Prompt:
Go through the lines below. Copy those with "Prova".

Segment Open

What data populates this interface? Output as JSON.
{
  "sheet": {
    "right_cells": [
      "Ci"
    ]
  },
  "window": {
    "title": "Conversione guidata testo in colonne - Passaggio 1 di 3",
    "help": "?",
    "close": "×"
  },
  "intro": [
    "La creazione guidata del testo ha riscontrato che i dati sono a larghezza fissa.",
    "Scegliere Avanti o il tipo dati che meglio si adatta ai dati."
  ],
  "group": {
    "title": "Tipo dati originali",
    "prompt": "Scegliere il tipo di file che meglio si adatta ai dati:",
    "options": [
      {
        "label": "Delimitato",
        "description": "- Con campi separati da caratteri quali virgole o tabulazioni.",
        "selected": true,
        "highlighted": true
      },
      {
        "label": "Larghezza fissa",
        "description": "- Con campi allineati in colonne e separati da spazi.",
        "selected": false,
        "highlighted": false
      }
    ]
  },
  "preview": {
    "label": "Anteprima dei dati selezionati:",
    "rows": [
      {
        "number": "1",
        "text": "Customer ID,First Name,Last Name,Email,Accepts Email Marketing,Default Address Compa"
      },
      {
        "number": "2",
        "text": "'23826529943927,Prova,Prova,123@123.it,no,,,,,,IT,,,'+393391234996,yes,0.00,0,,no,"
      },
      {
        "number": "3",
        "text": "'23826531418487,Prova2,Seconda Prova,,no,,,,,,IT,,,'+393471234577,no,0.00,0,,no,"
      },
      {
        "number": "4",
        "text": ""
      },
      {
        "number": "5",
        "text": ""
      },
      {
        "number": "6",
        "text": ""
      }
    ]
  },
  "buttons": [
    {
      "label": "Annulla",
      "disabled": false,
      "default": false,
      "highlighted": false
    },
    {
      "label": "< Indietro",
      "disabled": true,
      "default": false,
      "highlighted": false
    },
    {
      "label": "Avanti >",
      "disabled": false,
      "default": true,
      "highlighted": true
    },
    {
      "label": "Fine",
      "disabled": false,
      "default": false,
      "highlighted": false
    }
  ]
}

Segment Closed

Solution below:
        "text": "'23826529943927,Prova,Prova,123@123.it,no,,,,,,IT,,,'+393391234996,yes,0.00,0,,no,"
        "text": "'23826531418487,Prova2,Seconda Prova,,no,,,,,,IT,,,'+393471234577,no,0.00,0,,no,"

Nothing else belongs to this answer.